...where distraction is the main attraction.

Monday, June 5, 2017

Caperdonich 20 year old 1992 First Editions

Don't base your entire opinion of a distillery from a single whisky. A person has to try a number of single malts from a distillery before declaring privately or publicly his or her opinion about that distillery. One shitty malt or a single dynamite whisky tells no broader story than that of the one whisky itself. I'm telling you this, because I made this mistake.

Four years ago, I bought my first Caperdonich and it was awesome. So I decided that Caperdonich was awesome. Then I heard tales from more experienced drinkers that 1970s Caperdonich was even dreamier. So I started window shopping every Caperdonich on the planet. Since then I've tried five more Caperdonichs, bringing my grand total to six. 3 were good or better, 3 were either bland or so-so. That's not a terrible ratio, but I'm much less motivated to buy a Caperdonich blindly.

It's time to try my seventh (today) and eighth (on Wednesday) from the distillery once known as Glen Grant 2. And we'll see what happens to that ratio.

Today's pour was from an 2015 OC Scotch Club event I'd led. It's a single cask by First Editions, a Scottish indie bottler who entered the US market a couple years ago.

Distillery: Caperdonich
Bottler: Edition Spirits
Series: First Editions
Region: Speyside (Rothes)
Age: 20 years (1992-2013)
Maturation: bourbon cask
Alcohol by Volume: 55.8%
Chillfiltered? No
Caramel Colorant? No

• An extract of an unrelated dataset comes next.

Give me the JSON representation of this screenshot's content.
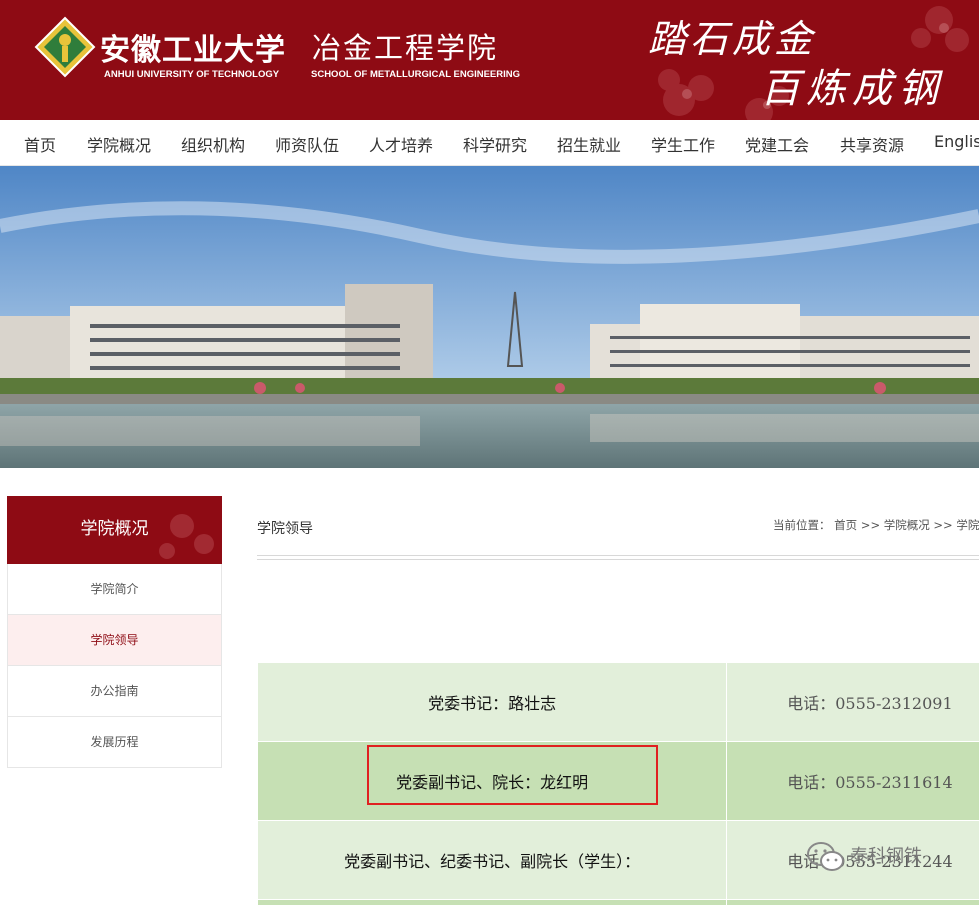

Its amber color is nice and light considering the age. The nose begins with salty beach and overripe or bruised stone fruits. It's quite hot, though. I'm getting a little bit of barley and red Pixy Stix note. With time it develops a bit note of blooming roses. The palate is very very hot, feeling more like 65.8%abv (or 75.8%abv) than 55.8%abv. There's acidic citrus and plenty of malt. Strawberry bubblegum, cinnamon sticks and a moderate earthy note. That's it. It finishes tangy and hot, with a mild strawberry bubblegum note.

Maybe some dilution will help?

WITH WATER (~46%abv)
The nose is still beachy and has picked up the bubblegum thing. And there's an odd combination of gummi bears and fennel seed. The palate still has a sizable alcohol burn. There's a little bit of peach, malt and black peppercorns. Nothing else. The finish is hot, bitter and rooty.

Maybe some more dilution will help?

WITH WATER (~40%abv)
The nose has gotten more candied. Orange Pixy Stix and salted caramels. There's a little more character to the palate. More peach, maybe some lemons, a little bit of malt. But it also gets very mouth-drying. Its finish is malty and bitter. Again, very drying, like some sort of weird tannins have slipped in.

In theory, some of this whisky's characteristics should have appealed to me. It has an earthy rooty side. It's low on oak, when neat. A little bit of fruit shows up here and there. Yet, I never once enjoyed the palate or finish. The violence of the heat is strange, as is the tannic crash when the whisky is diluted. Underneath that aggression, there's nearly nothing to speak of. The nose isn't bad, but its satisfactory qualities draw attention to the vacant palate. I'm glad I didn't commit to a whole bottle for myself.

Availability - USA only, but might be sold out
Pricing - $130?
Rating - 76